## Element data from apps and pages

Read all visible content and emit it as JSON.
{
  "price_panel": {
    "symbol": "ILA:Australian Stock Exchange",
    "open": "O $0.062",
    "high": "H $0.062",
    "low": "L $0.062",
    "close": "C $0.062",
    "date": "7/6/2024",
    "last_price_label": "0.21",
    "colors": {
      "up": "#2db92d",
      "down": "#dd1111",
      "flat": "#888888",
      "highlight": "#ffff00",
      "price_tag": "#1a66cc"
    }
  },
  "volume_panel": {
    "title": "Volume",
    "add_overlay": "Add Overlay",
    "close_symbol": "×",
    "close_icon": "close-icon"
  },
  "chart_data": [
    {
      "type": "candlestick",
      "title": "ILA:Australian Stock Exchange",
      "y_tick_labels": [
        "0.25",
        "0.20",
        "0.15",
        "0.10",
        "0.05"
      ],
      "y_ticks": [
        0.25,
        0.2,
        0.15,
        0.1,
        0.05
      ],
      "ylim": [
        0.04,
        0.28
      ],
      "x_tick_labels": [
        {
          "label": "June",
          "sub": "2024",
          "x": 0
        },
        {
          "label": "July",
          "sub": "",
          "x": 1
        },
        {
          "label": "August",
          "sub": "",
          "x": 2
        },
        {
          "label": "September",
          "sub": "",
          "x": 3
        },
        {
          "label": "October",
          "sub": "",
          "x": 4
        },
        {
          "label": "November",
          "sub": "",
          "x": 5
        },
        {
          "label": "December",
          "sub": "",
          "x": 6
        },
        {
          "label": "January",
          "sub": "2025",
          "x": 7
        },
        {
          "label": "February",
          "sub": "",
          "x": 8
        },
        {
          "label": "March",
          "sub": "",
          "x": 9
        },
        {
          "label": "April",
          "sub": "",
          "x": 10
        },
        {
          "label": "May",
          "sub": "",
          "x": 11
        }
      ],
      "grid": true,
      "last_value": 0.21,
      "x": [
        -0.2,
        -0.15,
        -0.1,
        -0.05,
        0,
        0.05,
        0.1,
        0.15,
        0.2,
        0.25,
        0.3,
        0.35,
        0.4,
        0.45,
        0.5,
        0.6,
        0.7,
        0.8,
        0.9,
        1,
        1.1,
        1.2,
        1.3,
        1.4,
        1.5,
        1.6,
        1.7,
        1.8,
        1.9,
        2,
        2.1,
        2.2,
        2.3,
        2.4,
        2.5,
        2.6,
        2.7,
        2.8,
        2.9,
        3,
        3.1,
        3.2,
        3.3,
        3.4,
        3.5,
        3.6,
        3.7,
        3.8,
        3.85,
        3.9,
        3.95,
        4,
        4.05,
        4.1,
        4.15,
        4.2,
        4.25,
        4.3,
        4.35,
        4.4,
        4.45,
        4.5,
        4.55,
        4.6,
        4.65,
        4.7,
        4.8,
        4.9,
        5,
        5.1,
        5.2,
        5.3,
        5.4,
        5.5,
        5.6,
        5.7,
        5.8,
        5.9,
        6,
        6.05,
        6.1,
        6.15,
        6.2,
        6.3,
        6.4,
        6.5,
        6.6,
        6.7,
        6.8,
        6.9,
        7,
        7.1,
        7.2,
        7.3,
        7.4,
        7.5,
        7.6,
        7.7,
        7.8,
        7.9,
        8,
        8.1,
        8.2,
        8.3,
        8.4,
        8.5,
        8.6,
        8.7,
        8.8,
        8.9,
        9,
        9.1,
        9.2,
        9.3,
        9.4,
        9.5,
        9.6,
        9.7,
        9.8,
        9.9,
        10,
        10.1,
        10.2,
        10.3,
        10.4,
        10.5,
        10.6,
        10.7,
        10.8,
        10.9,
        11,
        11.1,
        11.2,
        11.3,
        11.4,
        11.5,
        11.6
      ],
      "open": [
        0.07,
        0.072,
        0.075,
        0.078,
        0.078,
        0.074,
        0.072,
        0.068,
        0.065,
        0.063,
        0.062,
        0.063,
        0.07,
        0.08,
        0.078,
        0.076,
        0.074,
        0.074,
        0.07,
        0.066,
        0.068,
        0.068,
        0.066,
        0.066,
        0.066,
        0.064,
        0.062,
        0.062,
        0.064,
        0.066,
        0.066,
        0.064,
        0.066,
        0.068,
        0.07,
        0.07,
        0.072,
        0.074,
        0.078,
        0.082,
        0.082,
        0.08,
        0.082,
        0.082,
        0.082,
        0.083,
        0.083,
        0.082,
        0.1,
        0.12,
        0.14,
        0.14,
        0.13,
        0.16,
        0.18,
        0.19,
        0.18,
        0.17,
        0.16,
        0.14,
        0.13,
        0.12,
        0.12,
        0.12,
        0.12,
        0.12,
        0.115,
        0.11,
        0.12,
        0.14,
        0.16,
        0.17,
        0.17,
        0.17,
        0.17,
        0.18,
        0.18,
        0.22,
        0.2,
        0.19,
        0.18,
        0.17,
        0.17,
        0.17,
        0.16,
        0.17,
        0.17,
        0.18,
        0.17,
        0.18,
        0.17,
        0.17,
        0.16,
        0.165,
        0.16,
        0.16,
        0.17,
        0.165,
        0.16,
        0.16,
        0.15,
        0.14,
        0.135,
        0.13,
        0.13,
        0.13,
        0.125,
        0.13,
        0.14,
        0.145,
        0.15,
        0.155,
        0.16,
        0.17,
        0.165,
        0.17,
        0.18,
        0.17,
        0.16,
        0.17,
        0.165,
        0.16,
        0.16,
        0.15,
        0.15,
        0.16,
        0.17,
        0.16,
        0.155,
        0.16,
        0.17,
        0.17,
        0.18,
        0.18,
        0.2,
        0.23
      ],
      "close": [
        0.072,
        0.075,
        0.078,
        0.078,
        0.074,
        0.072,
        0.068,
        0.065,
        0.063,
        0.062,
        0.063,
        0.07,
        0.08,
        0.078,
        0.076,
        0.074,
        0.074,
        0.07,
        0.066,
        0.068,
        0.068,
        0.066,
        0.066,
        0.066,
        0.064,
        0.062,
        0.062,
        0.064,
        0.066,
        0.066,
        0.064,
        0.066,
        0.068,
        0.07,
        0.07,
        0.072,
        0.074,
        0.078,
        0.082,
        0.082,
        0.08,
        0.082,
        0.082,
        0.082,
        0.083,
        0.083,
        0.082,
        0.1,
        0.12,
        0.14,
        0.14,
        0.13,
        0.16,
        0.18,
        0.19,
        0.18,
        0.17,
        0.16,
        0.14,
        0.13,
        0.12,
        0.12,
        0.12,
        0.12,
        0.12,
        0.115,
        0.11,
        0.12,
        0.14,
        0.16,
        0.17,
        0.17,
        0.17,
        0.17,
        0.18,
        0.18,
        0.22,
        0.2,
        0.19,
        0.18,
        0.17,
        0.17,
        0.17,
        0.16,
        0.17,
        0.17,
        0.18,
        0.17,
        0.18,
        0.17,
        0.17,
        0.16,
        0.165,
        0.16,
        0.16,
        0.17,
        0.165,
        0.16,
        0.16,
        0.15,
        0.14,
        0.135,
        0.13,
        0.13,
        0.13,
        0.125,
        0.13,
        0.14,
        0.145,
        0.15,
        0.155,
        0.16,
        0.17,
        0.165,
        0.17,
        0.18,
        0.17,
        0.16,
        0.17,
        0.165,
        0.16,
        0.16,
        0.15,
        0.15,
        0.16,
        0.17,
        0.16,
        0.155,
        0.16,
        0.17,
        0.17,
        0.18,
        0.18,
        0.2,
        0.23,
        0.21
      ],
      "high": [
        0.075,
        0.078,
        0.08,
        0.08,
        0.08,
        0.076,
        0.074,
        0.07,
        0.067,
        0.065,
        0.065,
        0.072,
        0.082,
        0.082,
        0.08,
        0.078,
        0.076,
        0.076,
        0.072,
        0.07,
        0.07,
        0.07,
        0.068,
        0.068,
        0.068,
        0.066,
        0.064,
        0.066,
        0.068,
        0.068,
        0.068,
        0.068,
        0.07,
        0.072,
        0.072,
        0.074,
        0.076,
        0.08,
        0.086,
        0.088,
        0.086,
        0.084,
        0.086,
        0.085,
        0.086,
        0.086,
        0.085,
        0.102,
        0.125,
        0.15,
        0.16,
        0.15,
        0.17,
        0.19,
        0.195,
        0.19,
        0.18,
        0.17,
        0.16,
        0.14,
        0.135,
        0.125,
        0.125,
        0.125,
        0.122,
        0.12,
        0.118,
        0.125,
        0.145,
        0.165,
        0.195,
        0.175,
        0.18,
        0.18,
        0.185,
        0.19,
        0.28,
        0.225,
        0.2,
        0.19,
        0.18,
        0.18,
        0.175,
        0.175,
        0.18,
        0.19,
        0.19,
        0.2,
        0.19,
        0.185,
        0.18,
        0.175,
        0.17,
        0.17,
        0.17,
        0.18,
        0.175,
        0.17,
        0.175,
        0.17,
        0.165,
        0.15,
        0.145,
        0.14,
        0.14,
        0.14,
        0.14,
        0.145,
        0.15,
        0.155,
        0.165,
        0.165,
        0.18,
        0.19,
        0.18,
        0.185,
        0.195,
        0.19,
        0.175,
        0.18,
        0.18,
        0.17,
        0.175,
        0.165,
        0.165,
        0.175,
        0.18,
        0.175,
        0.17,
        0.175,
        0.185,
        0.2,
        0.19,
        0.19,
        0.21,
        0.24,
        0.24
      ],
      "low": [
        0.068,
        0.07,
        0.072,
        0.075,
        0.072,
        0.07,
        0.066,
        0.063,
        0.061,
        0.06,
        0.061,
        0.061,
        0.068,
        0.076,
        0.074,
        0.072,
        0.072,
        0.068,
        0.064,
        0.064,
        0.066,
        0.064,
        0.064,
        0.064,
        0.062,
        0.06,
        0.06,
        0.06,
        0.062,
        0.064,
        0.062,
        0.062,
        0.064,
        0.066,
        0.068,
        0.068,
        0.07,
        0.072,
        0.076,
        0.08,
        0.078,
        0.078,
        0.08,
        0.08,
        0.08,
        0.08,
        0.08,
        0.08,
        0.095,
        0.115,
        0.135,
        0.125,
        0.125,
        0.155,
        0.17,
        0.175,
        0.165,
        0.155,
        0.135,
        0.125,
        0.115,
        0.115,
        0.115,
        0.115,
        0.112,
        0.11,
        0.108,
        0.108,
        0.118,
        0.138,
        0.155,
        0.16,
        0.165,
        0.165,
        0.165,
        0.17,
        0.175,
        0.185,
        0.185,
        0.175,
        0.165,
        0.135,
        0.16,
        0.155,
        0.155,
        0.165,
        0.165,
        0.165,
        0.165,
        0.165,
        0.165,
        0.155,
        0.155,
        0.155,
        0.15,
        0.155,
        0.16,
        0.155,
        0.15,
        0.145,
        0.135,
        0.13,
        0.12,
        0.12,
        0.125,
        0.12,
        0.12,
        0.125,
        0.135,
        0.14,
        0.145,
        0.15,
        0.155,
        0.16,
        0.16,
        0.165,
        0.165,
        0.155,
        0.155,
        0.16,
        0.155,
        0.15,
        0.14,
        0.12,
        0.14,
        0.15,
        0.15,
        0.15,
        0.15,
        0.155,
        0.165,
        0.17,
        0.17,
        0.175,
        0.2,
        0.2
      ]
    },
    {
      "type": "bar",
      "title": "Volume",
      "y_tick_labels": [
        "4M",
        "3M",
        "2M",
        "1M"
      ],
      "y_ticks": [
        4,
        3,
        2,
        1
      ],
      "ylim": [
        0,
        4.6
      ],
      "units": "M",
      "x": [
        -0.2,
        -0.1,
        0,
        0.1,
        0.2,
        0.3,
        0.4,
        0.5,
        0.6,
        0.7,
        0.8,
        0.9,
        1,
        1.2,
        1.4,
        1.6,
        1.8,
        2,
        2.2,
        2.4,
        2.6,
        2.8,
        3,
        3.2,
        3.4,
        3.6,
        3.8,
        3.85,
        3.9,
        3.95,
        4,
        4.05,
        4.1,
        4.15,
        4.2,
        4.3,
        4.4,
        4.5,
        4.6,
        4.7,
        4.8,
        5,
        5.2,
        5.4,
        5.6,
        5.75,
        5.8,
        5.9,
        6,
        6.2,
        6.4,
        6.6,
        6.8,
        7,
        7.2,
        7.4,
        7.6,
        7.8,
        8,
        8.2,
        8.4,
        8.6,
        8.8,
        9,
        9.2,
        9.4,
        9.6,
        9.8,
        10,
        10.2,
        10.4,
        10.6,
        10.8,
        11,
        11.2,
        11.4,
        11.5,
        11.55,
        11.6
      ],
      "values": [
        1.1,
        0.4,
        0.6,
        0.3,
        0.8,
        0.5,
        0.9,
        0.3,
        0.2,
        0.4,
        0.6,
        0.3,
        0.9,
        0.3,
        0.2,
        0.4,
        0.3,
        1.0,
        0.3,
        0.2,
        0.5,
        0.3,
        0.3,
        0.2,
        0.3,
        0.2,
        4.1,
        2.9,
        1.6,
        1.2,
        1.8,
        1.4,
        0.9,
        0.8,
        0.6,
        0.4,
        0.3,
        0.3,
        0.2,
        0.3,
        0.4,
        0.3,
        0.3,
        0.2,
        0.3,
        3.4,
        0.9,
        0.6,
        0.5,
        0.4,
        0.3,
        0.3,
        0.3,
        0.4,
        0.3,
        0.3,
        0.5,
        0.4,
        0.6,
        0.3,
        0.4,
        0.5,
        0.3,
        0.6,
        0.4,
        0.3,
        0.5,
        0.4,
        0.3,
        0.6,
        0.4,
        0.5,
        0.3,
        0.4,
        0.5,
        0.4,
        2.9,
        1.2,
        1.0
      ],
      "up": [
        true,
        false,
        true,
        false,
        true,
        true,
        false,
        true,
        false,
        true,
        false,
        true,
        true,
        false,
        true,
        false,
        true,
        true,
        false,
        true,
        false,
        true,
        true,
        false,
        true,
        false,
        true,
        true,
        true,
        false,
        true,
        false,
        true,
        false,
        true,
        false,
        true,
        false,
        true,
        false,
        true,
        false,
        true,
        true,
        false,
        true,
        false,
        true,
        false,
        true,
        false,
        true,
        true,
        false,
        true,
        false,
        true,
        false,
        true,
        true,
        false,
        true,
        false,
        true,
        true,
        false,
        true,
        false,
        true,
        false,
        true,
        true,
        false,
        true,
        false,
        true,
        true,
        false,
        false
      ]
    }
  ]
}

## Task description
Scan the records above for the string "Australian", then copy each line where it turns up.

## Output for this exercise
    "symbol": "ILA:Australian Stock Exchange",
      "title": "ILA:Australian Stock Exchange",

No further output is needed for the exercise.